• _App and web page records_:
Segment Open

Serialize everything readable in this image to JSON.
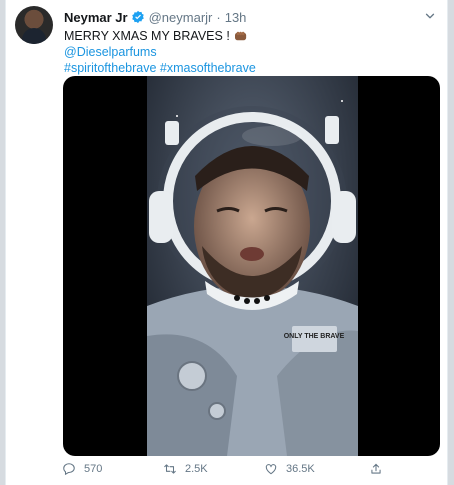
{
  "tweet": {
    "author_name": "Neymar Jr",
    "handle": "@neymarjr",
    "separator": "·",
    "time": "13h",
    "text_line1": "MERRY XMAS MY BRAVES !",
    "mention": "@Dieselparfums",
    "hashtags": "#spiritofthebrave #xmasofthebrave",
    "patch_text": "ONLY THE BRAVE"
  },
  "actions": {
    "replies": "570",
    "retweets": "2.5K",
    "likes": "36.5K"
  },
  "colors": {
    "link": "#1b95e0",
    "verified": "#1da1f2",
    "muted": "#657786"
  },
  "icons": [
    "verified-badge-icon",
    "chevron-down-icon",
    "fist-emoji-icon",
    "reply-icon",
    "retweet-icon",
    "like-icon",
    "share-icon"
  ]
}
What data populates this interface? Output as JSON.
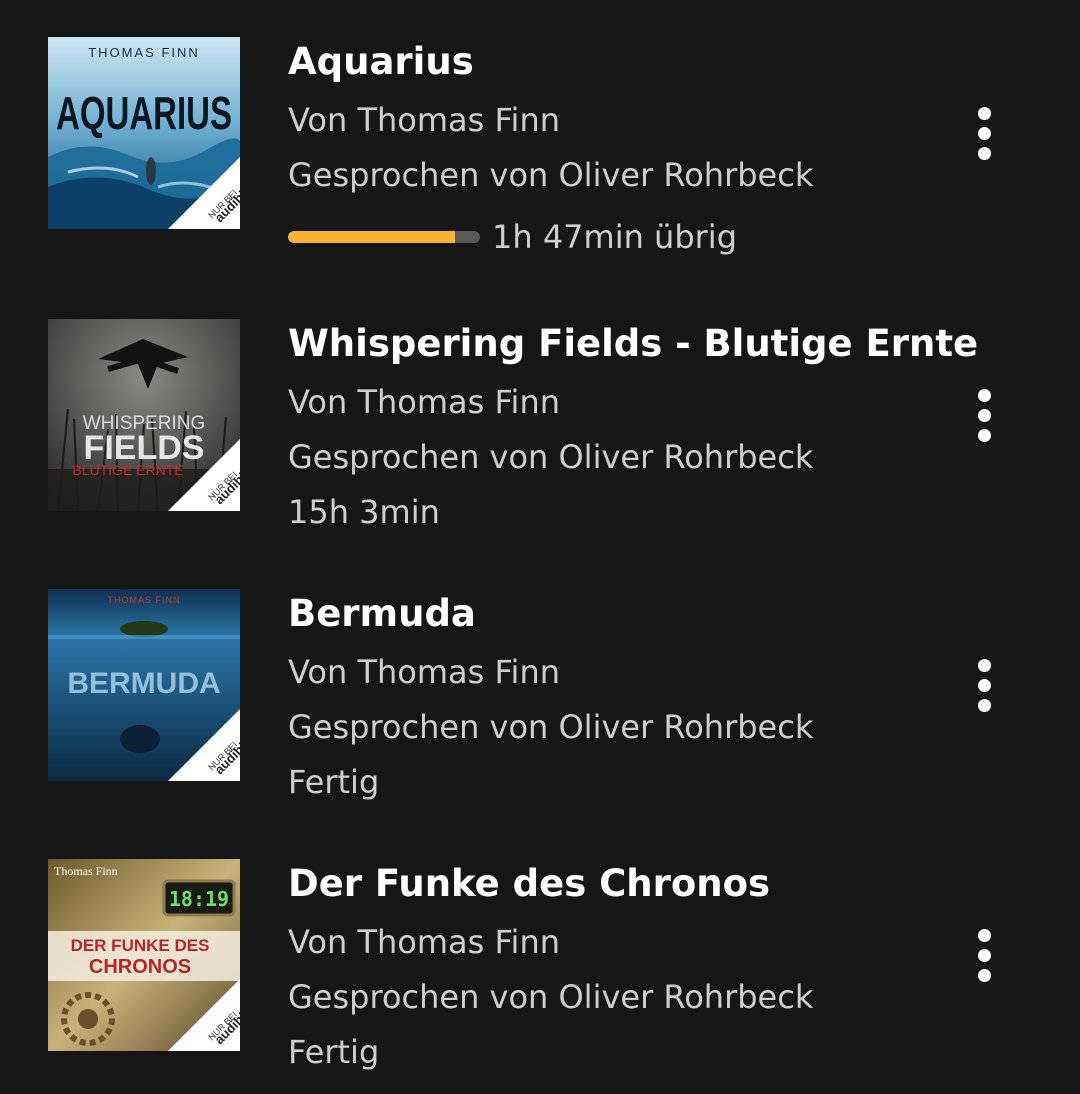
{
  "colors": {
    "background": "#161616",
    "progress_fill": "#f7b233",
    "progress_track": "#5a5a5a"
  },
  "items": [
    {
      "title": "Aquarius",
      "author": "Von Thomas Finn",
      "narrator": "Gesprochen von Oliver Rohrbeck",
      "progress": 0.87,
      "status": "1h 47min übrig",
      "cover": {
        "author_text": "THOMAS FINN",
        "title_text": "AQUARIUS",
        "badge_top": "NUR BEI",
        "badge_bottom": "audible"
      },
      "menu_icon": "more-vertical-icon"
    },
    {
      "title": "Whispering Fields - Blutige Ernte",
      "author": "Von Thomas Finn",
      "narrator": "Gesprochen von Oliver Rohrbeck",
      "status": "15h 3min",
      "cover": {
        "title_line1": "WHISPERING",
        "title_line2": "FIELDS",
        "subtitle": "BLUTIGE ERNTE",
        "badge_top": "NUR BEI",
        "badge_bottom": "audible"
      },
      "menu_icon": "more-vertical-icon"
    },
    {
      "title": "Bermuda",
      "author": "Von Thomas Finn",
      "narrator": "Gesprochen von Oliver Rohrbeck",
      "status": "Fertig",
      "cover": {
        "author_text": "THOMAS FINN",
        "title_text": "BERMUDA",
        "badge_top": "NUR BEI",
        "badge_bottom": "audible"
      },
      "menu_icon": "more-vertical-icon"
    },
    {
      "title": "Der Funke des Chronos",
      "author": "Von Thomas Finn",
      "narrator": "Gesprochen von Oliver Rohrbeck",
      "status": "Fertig",
      "cover": {
        "author_text": "Thomas Finn",
        "clock_text": "18:19",
        "title_line1": "DER FUNKE DES",
        "title_line2": "CHRONOS",
        "badge_top": "NUR BEI",
        "badge_bottom": "audible"
      },
      "menu_icon": "more-vertical-icon"
    }
  ]
}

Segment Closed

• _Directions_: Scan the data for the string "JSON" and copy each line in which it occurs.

• _Expected answer_:
Serialize everything readable in this image to JSON.
What data populates this interface? Output as JSON.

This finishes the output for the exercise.